### Task goal
All entries below must be written out verbatim, and the images must be dropped.

### Given entries
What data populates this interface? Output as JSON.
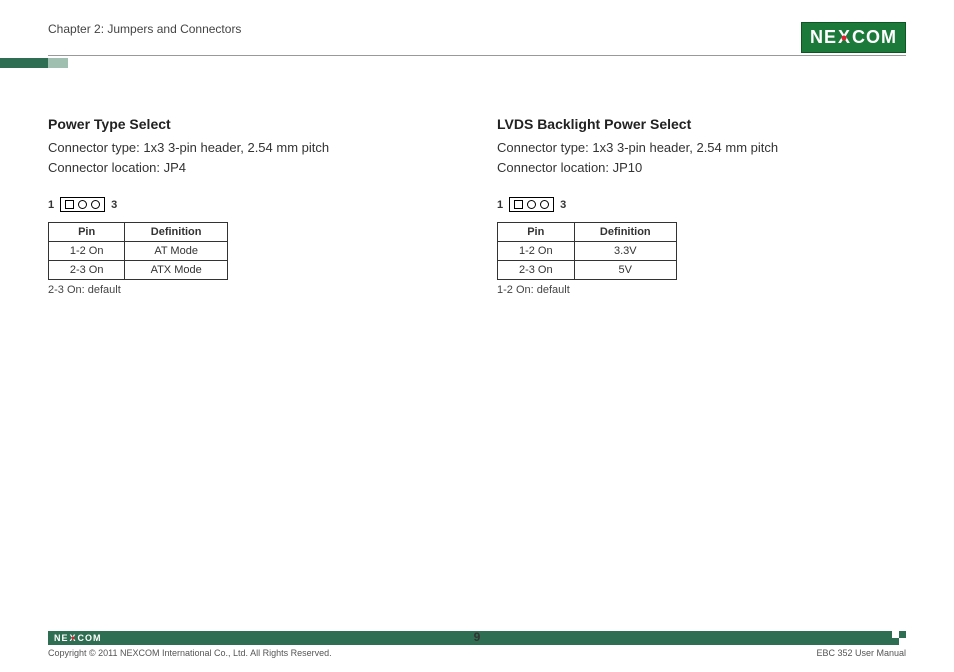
{
  "header": {
    "chapter": "Chapter 2: Jumpers and Connectors",
    "logo_text_1": "NE",
    "logo_text_x": "X",
    "logo_text_2": "COM"
  },
  "left": {
    "title": "Power Type Select",
    "connector_type": "Connector type: 1x3 3-pin header, 2.54 mm pitch",
    "connector_loc": "Connector location: JP4",
    "pin_left": "1",
    "pin_right": "3",
    "th_pin": "Pin",
    "th_def": "Definition",
    "rows": [
      {
        "pin": "1-2 On",
        "def": "AT Mode"
      },
      {
        "pin": "2-3 On",
        "def": "ATX Mode"
      }
    ],
    "note": "2-3 On: default"
  },
  "right": {
    "title": "LVDS Backlight Power Select",
    "connector_type": "Connector type: 1x3 3-pin header, 2.54 mm pitch",
    "connector_loc": "Connector location: JP10",
    "pin_left": "1",
    "pin_right": "3",
    "th_pin": "Pin",
    "th_def": "Definition",
    "rows": [
      {
        "pin": "1-2 On",
        "def": "3.3V"
      },
      {
        "pin": "2-3 On",
        "def": "5V"
      }
    ],
    "note": "1-2 On: default"
  },
  "footer": {
    "logo_text_1": "NE",
    "logo_text_x": "X",
    "logo_text_2": "COM",
    "copyright": "Copyright © 2011 NEXCOM International Co., Ltd. All Rights Reserved.",
    "page": "9",
    "doc": "EBC 352 User Manual"
  }
}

### Exercise answer
What data populates this interface? Output as JSON.
{
  "header": {
    "chapter": "Chapter 2: Jumpers and Connectors",
    "logo_text_1": "NE",
    "logo_text_x": "X",
    "logo_text_2": "COM"
  },
  "left": {
    "title": "Power Type Select",
    "connector_type": "Connector type: 1x3 3-pin header, 2.54 mm pitch",
    "connector_loc": "Connector location: JP4",
    "pin_left": "1",
    "pin_right": "3",
    "th_pin": "Pin",
    "th_def": "Definition",
    "rows": [
      {
        "pin": "1-2 On",
        "def": "AT Mode"
      },
      {
        "pin": "2-3 On",
        "def": "ATX Mode"
      }
    ],
    "note": "2-3 On: default"
  },
  "right": {
    "title": "LVDS Backlight Power Select",
    "connector_type": "Connector type: 1x3 3-pin header, 2.54 mm pitch",
    "connector_loc": "Connector location: JP10",
    "pin_left": "1",
    "pin_right": "3",
    "th_pin": "Pin",
    "th_def": "Definition",
    "rows": [
      {
        "pin": "1-2 On",
        "def": "3.3V"
      },
      {
        "pin": "2-3 On",
        "def": "5V"
      }
    ],
    "note": "1-2 On: default"
  },
  "footer": {
    "logo_text_1": "NE",
    "logo_text_x": "X",
    "logo_text_2": "COM",
    "copyright": "Copyright © 2011 NEXCOM International Co., Ltd. All Rights Reserved.",
    "page": "9",
    "doc": "EBC 352 User Manual"
  }
}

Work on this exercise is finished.